▶ [Data items]
----------------------------------------

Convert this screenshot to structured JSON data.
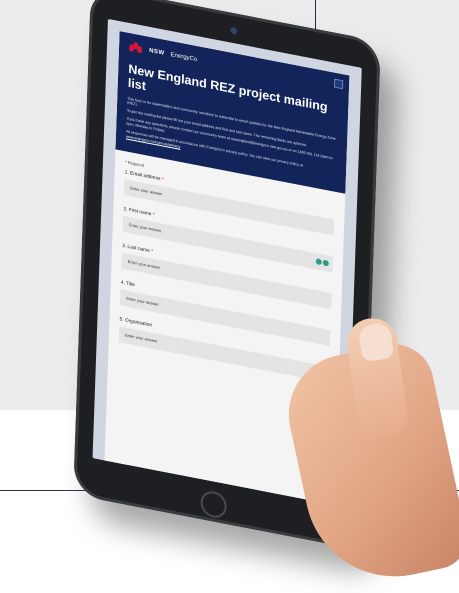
{
  "form": {
    "brand_nsw": "NSW",
    "brand_name": "EnergyCo",
    "title": "New England REZ project mailing list",
    "intro_1": "This form is for stakeholders and community members to subscribe to email updates for the New England Renewable Energy Zone (REZ).",
    "intro_2": "To join the mailing list please fill out your email address and first and last name. The remaining fields are optional.",
    "intro_3": "If you have any questions, please contact our community team at newengland@energyco.nsw.gov.au or on 1800 061 114 (9am to 5pm, Monday to Friday).",
    "intro_4_prefix": "All responses will be managed in accordance with EnergyCo's privacy policy. You can view our privacy policy at",
    "intro_4_link": "www.energyco.nsw.gov.au/privacy",
    "required_note": "* Required",
    "questions": [
      {
        "label": "1. Email address",
        "required": "*",
        "placeholder": "Enter your answer"
      },
      {
        "label": "2. First name",
        "required": "*",
        "placeholder": "Enter your answer"
      },
      {
        "label": "3. Last name",
        "required": "*",
        "placeholder": "Enter your answer"
      },
      {
        "label": "4. Title",
        "required": "",
        "placeholder": "Enter your answer"
      },
      {
        "label": "5. Organisation",
        "required": "",
        "placeholder": "Enter your answer"
      }
    ]
  },
  "colors": {
    "banner": "#12245a",
    "accent_red": "#d7153a",
    "page_bg": "#ececec"
  },
  "icons": [
    "waratah-logo-icon",
    "close-icon",
    "immersive-reader-icon"
  ]
}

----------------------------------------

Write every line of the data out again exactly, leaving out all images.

▶ [REPLY]
Convert this screenshot to structured JSON data.
{
  "form": {
    "brand_nsw": "NSW",
    "brand_name": "EnergyCo",
    "title": "New England REZ project mailing list",
    "intro_1": "This form is for stakeholders and community members to subscribe to email updates for the New England Renewable Energy Zone (REZ).",
    "intro_2": "To join the mailing list please fill out your email address and first and last name. The remaining fields are optional.",
    "intro_3": "If you have any questions, please contact our community team at newengland@energyco.nsw.gov.au or on 1800 061 114 (9am to 5pm, Monday to Friday).",
    "intro_4_prefix": "All responses will be managed in accordance with EnergyCo's privacy policy. You can view our privacy policy at",
    "intro_4_link": "www.energyco.nsw.gov.au/privacy",
    "required_note": "* Required",
    "questions": [
      {
        "label": "1. Email address",
        "required": "*",
        "placeholder": "Enter your answer"
      },
      {
        "label": "2. First name",
        "required": "*",
        "placeholder": "Enter your answer"
      },
      {
        "label": "3. Last name",
        "required": "*",
        "placeholder": "Enter your answer"
      },
      {
        "label": "4. Title",
        "required": "",
        "placeholder": "Enter your answer"
      },
      {
        "label": "5. Organisation",
        "required": "",
        "placeholder": "Enter your answer"
      }
    ]
  },
  "colors": {
    "banner": "#12245a",
    "accent_red": "#d7153a",
    "page_bg": "#ececec"
  },
  "icons": [
    "waratah-logo-icon",
    "close-icon",
    "immersive-reader-icon"
  ]
}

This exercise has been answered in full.